START Excerpted data

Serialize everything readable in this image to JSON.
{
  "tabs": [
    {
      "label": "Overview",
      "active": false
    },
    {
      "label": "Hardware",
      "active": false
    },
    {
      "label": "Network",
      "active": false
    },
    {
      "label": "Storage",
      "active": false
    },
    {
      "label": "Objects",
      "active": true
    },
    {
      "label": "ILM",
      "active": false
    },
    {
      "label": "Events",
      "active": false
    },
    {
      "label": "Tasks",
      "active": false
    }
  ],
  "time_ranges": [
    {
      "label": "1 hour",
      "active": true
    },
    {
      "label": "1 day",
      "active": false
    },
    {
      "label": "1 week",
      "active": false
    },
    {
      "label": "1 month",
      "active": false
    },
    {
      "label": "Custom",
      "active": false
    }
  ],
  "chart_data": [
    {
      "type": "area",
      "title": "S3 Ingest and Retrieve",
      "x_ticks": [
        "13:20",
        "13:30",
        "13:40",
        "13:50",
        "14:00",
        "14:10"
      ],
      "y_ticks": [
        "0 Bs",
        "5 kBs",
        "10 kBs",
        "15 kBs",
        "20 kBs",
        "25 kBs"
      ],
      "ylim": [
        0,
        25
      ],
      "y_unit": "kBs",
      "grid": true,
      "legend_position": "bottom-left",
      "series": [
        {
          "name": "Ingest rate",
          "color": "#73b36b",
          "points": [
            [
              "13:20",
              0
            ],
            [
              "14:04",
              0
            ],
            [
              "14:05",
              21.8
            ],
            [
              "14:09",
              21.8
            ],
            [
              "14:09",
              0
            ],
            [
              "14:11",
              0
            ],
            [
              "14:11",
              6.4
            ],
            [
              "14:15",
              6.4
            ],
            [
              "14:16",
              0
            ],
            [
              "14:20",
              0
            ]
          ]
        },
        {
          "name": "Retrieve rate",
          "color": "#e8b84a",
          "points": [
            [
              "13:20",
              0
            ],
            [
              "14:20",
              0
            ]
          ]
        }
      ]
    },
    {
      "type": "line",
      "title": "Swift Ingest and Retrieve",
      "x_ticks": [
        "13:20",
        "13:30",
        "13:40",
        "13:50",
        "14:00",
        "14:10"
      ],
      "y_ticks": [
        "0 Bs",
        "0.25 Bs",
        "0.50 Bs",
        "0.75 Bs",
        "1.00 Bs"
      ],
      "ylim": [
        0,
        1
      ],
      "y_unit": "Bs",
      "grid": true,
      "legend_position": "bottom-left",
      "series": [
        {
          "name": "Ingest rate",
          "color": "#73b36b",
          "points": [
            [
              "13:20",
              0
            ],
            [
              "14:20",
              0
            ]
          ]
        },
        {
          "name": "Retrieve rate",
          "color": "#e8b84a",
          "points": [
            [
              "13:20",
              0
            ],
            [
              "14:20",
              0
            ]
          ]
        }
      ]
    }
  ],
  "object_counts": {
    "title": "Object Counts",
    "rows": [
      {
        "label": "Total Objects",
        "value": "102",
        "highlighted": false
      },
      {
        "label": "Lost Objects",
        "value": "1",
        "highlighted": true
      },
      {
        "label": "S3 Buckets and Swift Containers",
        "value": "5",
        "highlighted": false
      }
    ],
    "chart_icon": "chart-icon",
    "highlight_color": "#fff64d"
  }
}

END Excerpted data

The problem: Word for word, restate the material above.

Exercise answer:
Serialize everything readable in this image to JSON.
{
  "tabs": [
    {
      "label": "Overview",
      "active": false
    },
    {
      "label": "Hardware",
      "active": false
    },
    {
      "label": "Network",
      "active": false
    },
    {
      "label": "Storage",
      "active": false
    },
    {
      "label": "Objects",
      "active": true
    },
    {
      "label": "ILM",
      "active": false
    },
    {
      "label": "Events",
      "active": false
    },
    {
      "label": "Tasks",
      "active": false
    }
  ],
  "time_ranges": [
    {
      "label": "1 hour",
      "active": true
    },
    {
      "label": "1 day",
      "active": false
    },
    {
      "label": "1 week",
      "active": false
    },
    {
      "label": "1 month",
      "active": false
    },
    {
      "label": "Custom",
      "active": false
    }
  ],
  "chart_data": [
    {
      "type": "area",
      "title": "S3 Ingest and Retrieve",
      "x_ticks": [
        "13:20",
        "13:30",
        "13:40",
        "13:50",
        "14:00",
        "14:10"
      ],
      "y_ticks": [
        "0 Bs",
        "5 kBs",
        "10 kBs",
        "15 kBs",
        "20 kBs",
        "25 kBs"
      ],
      "ylim": [
        0,
        25
      ],
      "y_unit": "kBs",
      "grid": true,
      "legend_position": "bottom-left",
      "series": [
        {
          "name": "Ingest rate",
          "color": "#73b36b",
          "points": [
            [
              "13:20",
              0
            ],
            [
              "14:04",
              0
            ],
            [
              "14:05",
              21.8
            ],
            [
              "14:09",
              21.8
            ],
            [
              "14:09",
              0
            ],
            [
              "14:11",
              0
            ],
            [
              "14:11",
              6.4
            ],
            [
              "14:15",
              6.4
            ],
            [
              "14:16",
              0
            ],
            [
              "14:20",
              0
            ]
          ]
        },
        {
          "name": "Retrieve rate",
          "color": "#e8b84a",
          "points": [
            [
              "13:20",
              0
            ],
            [
              "14:20",
              0
            ]
          ]
        }
      ]
    },
    {
      "type": "line",
      "title": "Swift Ingest and Retrieve",
      "x_ticks": [
        "13:20",
        "13:30",
        "13:40",
        "13:50",
        "14:00",
        "14:10"
      ],
      "y_ticks": [
        "0 Bs",
        "0.25 Bs",
        "0.50 Bs",
        "0.75 Bs",
        "1.00 Bs"
      ],
      "ylim": [
        0,
        1
      ],
      "y_unit": "Bs",
      "grid": true,
      "legend_position": "bottom-left",
      "series": [
        {
          "name": "Ingest rate",
          "color": "#73b36b",
          "points": [
            [
              "13:20",
              0
            ],
            [
              "14:20",
              0
            ]
          ]
        },
        {
          "name": "Retrieve rate",
          "color": "#e8b84a",
          "points": [
            [
              "13:20",
              0
            ],
            [
              "14:20",
              0
            ]
          ]
        }
      ]
    }
  ],
  "object_counts": {
    "title": "Object Counts",
    "rows": [
      {
        "label": "Total Objects",
        "value": "102",
        "highlighted": false
      },
      {
        "label": "Lost Objects",
        "value": "1",
        "highlighted": true
      },
      {
        "label": "S3 Buckets and Swift Containers",
        "value": "5",
        "highlighted": false
      }
    ],
    "chart_icon": "chart-icon",
    "highlight_color": "#fff64d"
  }
}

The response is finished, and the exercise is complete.